- **Instructions to follow**
In full and without alteration, return the records below.

[Records from a data collection]
--------------------

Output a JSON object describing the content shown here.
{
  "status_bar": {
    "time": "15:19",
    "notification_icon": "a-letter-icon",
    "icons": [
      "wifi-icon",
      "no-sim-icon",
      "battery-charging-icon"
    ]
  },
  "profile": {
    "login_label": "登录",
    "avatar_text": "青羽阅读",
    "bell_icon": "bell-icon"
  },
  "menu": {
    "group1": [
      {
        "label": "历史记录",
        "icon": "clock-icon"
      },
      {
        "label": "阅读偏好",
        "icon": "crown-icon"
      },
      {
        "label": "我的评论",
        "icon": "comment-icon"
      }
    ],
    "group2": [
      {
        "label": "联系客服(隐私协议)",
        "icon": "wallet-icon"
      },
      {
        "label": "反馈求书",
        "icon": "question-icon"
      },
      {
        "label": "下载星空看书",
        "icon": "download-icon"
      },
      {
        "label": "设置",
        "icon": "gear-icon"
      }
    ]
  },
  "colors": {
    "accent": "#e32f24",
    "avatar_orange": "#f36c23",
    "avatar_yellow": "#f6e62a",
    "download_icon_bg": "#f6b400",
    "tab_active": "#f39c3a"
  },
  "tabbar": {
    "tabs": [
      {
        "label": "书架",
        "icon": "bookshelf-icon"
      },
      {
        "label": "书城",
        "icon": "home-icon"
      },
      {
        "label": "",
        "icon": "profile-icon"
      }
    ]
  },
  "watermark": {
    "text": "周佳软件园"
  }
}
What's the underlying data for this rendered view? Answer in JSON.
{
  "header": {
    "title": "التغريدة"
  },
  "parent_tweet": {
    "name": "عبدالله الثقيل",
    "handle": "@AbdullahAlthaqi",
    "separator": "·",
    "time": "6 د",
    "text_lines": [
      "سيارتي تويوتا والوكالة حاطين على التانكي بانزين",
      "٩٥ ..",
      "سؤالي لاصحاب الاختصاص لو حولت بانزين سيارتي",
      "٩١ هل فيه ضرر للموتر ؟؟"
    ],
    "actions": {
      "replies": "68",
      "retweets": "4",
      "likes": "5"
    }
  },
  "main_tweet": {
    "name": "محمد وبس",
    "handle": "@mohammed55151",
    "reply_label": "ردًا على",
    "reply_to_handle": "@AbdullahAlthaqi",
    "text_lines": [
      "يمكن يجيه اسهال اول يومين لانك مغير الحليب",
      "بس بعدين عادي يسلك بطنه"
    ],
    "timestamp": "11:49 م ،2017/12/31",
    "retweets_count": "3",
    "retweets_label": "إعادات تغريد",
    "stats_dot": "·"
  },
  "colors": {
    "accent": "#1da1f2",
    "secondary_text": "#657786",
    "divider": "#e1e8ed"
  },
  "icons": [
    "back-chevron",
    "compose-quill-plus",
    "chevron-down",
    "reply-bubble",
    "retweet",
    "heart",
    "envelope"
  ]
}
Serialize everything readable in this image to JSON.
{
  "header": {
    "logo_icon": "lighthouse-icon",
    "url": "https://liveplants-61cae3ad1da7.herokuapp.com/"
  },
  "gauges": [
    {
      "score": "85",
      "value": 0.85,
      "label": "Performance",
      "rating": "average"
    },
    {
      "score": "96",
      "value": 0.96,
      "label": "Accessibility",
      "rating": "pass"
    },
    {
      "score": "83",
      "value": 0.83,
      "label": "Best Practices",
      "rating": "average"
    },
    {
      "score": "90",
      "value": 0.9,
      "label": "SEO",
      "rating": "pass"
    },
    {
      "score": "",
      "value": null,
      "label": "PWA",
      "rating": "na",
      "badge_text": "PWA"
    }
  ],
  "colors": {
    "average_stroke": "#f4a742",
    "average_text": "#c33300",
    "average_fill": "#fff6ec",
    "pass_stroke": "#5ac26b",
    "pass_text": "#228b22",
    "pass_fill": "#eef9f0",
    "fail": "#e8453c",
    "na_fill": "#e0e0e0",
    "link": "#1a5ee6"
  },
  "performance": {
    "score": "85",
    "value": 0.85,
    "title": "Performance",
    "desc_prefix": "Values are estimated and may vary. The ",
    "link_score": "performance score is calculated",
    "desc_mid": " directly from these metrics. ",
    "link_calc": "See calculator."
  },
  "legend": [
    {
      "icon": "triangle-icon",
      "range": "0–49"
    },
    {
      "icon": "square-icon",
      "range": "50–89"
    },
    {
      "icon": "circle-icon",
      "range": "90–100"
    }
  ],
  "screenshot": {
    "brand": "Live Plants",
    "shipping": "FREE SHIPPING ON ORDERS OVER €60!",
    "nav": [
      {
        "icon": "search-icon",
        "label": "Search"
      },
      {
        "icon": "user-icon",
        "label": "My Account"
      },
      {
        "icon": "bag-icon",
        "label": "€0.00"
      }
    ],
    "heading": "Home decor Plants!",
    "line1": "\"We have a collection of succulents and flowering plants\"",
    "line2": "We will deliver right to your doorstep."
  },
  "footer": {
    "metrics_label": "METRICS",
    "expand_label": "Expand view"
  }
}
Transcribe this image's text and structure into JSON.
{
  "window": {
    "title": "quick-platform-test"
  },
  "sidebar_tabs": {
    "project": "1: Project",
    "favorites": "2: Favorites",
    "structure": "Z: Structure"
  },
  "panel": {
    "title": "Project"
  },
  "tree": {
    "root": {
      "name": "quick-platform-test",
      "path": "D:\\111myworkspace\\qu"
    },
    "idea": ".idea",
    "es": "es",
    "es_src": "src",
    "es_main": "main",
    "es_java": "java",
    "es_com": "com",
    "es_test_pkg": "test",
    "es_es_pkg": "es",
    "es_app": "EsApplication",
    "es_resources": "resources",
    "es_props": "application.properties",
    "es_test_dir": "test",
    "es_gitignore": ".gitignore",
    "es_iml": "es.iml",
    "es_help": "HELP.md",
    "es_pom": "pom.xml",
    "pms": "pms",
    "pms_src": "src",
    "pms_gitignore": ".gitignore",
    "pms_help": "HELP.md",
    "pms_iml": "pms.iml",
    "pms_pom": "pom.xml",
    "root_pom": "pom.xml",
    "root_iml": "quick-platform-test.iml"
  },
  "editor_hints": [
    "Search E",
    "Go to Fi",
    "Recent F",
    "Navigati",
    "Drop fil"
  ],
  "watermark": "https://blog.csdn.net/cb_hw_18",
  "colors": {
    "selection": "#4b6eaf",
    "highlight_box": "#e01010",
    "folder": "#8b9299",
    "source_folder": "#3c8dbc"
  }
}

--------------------

- **Result below**
Output a JSON object describing the content shown here.
{
  "status_bar": {
    "time": "15:19",
    "notification_icon": "a-letter-icon",
    "icons": [
      "wifi-icon",
      "no-sim-icon",
      "battery-charging-icon"
    ]
  },
  "profile": {
    "login_label": "登录",
    "avatar_text": "青羽阅读",
    "bell_icon": "bell-icon"
  },
  "menu": {
    "group1": [
      {
        "label": "历史记录",
        "icon": "clock-icon"
      },
      {
        "label": "阅读偏好",
        "icon": "crown-icon"
      },
      {
        "label": "我的评论",
        "icon": "comment-icon"
      }
    ],
    "group2": [
      {
        "label": "联系客服(隐私协议)",
        "icon": "wallet-icon"
      },
      {
        "label": "反馈求书",
        "icon": "question-icon"
      },
      {
        "label": "下载星空看书",
        "icon": "download-icon"
      },
      {
        "label": "设置",
        "icon": "gear-icon"
      }
    ]
  },
  "colors": {
    "accent": "#e32f24",
    "avatar_orange": "#f36c23",
    "avatar_yellow": "#f6e62a",
    "download_icon_bg": "#f6b400",
    "tab_active": "#f39c3a"
  },
  "tabbar": {
    "tabs": [
      {
        "label": "书架",
        "icon": "bookshelf-icon"
      },
      {
        "label": "书城",
        "icon": "home-icon"
      },
      {
        "label": "",
        "icon": "profile-icon"
      }
    ]
  },
  "watermark": {
    "text": "周佳软件园"
  }
}
What's the underlying data for this rendered view? Answer in JSON.
{
  "header": {
    "title": "التغريدة"
  },
  "parent_tweet": {
    "name": "عبدالله الثقيل",
    "handle": "@AbdullahAlthaqi",
    "separator": "·",
    "time": "6 د",
    "text_lines": [
      "سيارتي تويوتا والوكالة حاطين على التانكي بانزين",
      "٩٥ ..",
      "سؤالي لاصحاب الاختصاص لو حولت بانزين سيارتي",
      "٩١ هل فيه ضرر للموتر ؟؟"
    ],
    "actions": {
      "replies": "68",
      "retweets": "4",
      "likes": "5"
    }
  },
  "main_tweet": {
    "name": "محمد وبس",
    "handle": "@mohammed55151",
    "reply_label": "ردًا على",
    "reply_to_handle": "@AbdullahAlthaqi",
    "text_lines": [
      "يمكن يجيه اسهال اول يومين لانك مغير الحليب",
      "بس بعدين عادي يسلك بطنه"
    ],
    "timestamp": "11:49 م ،2017/12/31",
    "retweets_count": "3",
    "retweets_label": "إعادات تغريد",
    "stats_dot": "·"
  },
  "colors": {
    "accent": "#1da1f2",
    "secondary_text": "#657786",
    "divider": "#e1e8ed"
  },
  "icons": [
    "back-chevron",
    "compose-quill-plus",
    "chevron-down",
    "reply-bubble",
    "retweet",
    "heart",
    "envelope"
  ]
}
Serialize everything readable in this image to JSON.
{
  "header": {
    "logo_icon": "lighthouse-icon",
    "url": "https://liveplants-61cae3ad1da7.herokuapp.com/"
  },
  "gauges": [
    {
      "score": "85",
      "value": 0.85,
      "label": "Performance",
      "rating": "average"
    },
    {
      "score": "96",
      "value": 0.96,
      "label": "Accessibility",
      "rating": "pass"
    },
    {
      "score": "83",
      "value": 0.83,
      "label": "Best Practices",
      "rating": "average"
    },
    {
      "score": "90",
      "value": 0.9,
      "label": "SEO",
      "rating": "pass"
    },
    {
      "score": "",
      "value": null,
      "label": "PWA",
      "rating": "na",
      "badge_text": "PWA"
    }
  ],
  "colors": {
    "average_stroke": "#f4a742",
    "average_text": "#c33300",
    "average_fill": "#fff6ec",
    "pass_stroke": "#5ac26b",
    "pass_text": "#228b22",
    "pass_fill": "#eef9f0",
    "fail": "#e8453c",
    "na_fill": "#e0e0e0",
    "link": "#1a5ee6"
  },
  "performance": {
    "score": "85",
    "value": 0.85,
    "title": "Performance",
    "desc_prefix": "Values are estimated and may vary. The ",
    "link_score": "performance score is calculated",
    "desc_mid": " directly from these metrics. ",
    "link_calc": "See calculator."
  },
  "legend": [
    {
      "icon": "triangle-icon",
      "range": "0–49"
    },
    {
      "icon": "square-icon",
      "range": "50–89"
    },
    {
      "icon": "circle-icon",
      "range": "90–100"
    }
  ],
  "screenshot": {
    "brand": "Live Plants",
    "shipping": "FREE SHIPPING ON ORDERS OVER €60!",
    "nav": [
      {
        "icon": "search-icon",
        "label": "Search"
      },
      {
        "icon": "user-icon",
        "label": "My Account"
      },
      {
        "icon": "bag-icon",
        "label": "€0.00"
      }
    ],
    "heading": "Home decor Plants!",
    "line1": "\"We have a collection of succulents and flowering plants\"",
    "line2": "We will deliver right to your doorstep."
  },
  "footer": {
    "metrics_label": "METRICS",
    "expand_label": "Expand view"
  }
}
Transcribe this image's text and structure into JSON.
{
  "window": {
    "title": "quick-platform-test"
  },
  "sidebar_tabs": {
    "project": "1: Project",
    "favorites": "2: Favorites",
    "structure": "Z: Structure"
  },
  "panel": {
    "title": "Project"
  },
  "tree": {
    "root": {
      "name": "quick-platform-test",
      "path": "D:\\111myworkspace\\qu"
    },
    "idea": ".idea",
    "es": "es",
    "es_src": "src",
    "es_main": "main",
    "es_java": "java",
    "es_com": "com",
    "es_test_pkg": "test",
    "es_es_pkg": "es",
    "es_app": "EsApplication",
    "es_resources": "resources",
    "es_props": "application.properties",
    "es_test_dir": "test",
    "es_gitignore": ".gitignore",
    "es_iml": "es.iml",
    "es_help": "HELP.md",
    "es_pom": "pom.xml",
    "pms": "pms",
    "pms_src": "src",
    "pms_gitignore": ".gitignore",
    "pms_help": "HELP.md",
    "pms_iml": "pms.iml",
    "pms_pom": "pom.xml",
    "root_pom": "pom.xml",
    "root_iml": "quick-platform-test.iml"
  },
  "editor_hints": [
    "Search E",
    "Go to Fi",
    "Recent F",
    "Navigati",
    "Drop fil"
  ],
  "watermark": "https://blog.csdn.net/cb_hw_18",
  "colors": {
    "selection": "#4b6eaf",
    "highlight_box": "#e01010",
    "folder": "#8b9299",
    "source_folder": "#3c8dbc"
  }
}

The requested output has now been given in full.